And if you think that's good, over here in the UK we also have the great fortune of miles and miles of hedges which have been trimmed back (essentially topiary but without making it into a shape) leaving lovely thick trunks, great branches and smashing ramification from where the whacking great tractor-mounted cutters that farmers use have chopped them back. All you need to worry about then, if you're lucky enough to be around when some hedging is being totally stripped out, is how big the root ball is. Very Happy

_________________
"Espouse elucidation"
_____________________________________

my website

fiona
Member


Back to top Go down

Re: Topiary European?

Post  JimLewis on Sat Aug 25, 2012 6:28 pm

And . . . bonsai are in pots. Topiary usually isn't (I say "usually" because there are companies which rent topiary out for parties -- though none that I go to).

_________________
Jim Lewis - lewisjk@windstream.net - Western NC - People, when Columbus discovered this country, it was plumb full of nuts and berries. And I'm right here to tell you the berries are just about all gone. Uncle Dave Macon, old-time country musician

JimLewis
Member


Back to top Go down

Re: Topiary European?

Post  Russell Coker on Sat Aug 25, 2012 6:51 pm


fiona wrote: I actually don't entirely agree with Jun on the lack of ramification.

It's not about ramification, it's about the refinement of that ramification. I've seen privets that have been grazed on by cows that have great ramification and looked pretty damn good from a distance. Cows can create topiary, but not bonsai.

And I do agree with Jun, there HAVE been topiaries in bonsai pots passed off as bonsai on this forum.

Russell Coker
Member


Back to top Go down

Re: Topiary European?

Post  fiona on Sat Aug 25, 2012 7:16 pm

Russell Coker wrote:
fiona wrote: I actually don't entirely agree with Jun on the lack of ramification.

It's not about ramification, it's about the refinement of that ramification. I've seen privets that have been grazed on by cows that have great ramification and looked pretty damn good from a distance. Cows can create topiary, but not bonsai.
Absolutely. I wasn't disputing his differentiation between bonsai and topiary - just saying that back-budding and a degree of ramification can happen in topiarised plants. But, as you rightly say, not to the extent or level of refinement we need it in bonsai.

Russell Coker wrote: And I do agree with Jun, there HAVE been topiaries in bonsai pots passed off as bonsai ...
Now that, sadly, is quite true. I can't remember any specific ones on here but I saw one at a local show not that long ago. A decent hawthorn ruined. I wish that cow you mentioned had been around to have a go at it, Russell - it might have produced a better image.

_________________
"Espouse elucidation"
_____________________________________

my website

fiona
Member

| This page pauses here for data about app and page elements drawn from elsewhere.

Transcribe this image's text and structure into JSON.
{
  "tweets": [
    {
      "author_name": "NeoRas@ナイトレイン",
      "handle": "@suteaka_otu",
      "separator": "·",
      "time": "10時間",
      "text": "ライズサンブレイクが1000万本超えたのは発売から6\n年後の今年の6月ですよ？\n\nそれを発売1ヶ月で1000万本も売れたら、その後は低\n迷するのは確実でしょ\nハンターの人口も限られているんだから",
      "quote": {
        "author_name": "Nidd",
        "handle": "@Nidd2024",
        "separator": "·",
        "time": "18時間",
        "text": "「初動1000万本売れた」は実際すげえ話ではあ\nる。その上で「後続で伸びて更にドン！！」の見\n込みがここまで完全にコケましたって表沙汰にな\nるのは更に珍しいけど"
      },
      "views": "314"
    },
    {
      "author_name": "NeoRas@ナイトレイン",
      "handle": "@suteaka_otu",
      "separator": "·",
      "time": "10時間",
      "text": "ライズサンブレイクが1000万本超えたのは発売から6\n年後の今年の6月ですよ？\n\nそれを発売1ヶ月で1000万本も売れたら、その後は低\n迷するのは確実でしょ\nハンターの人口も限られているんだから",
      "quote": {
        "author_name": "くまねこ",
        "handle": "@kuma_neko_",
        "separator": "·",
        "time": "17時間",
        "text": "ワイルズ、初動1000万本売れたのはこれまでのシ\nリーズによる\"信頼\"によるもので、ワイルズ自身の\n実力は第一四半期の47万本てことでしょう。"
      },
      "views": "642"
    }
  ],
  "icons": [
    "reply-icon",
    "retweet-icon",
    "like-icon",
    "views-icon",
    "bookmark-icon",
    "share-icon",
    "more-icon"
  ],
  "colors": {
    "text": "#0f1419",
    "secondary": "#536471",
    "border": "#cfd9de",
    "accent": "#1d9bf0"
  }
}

Back to top Go down

Re: Topiary European?

Post  Sponsored content Today at 1:43 pm


Sponsored content


Back to top Go down

View previous topic View next topic Back to top


 
Permissions in this forum:
You cannot reply to topics in this forum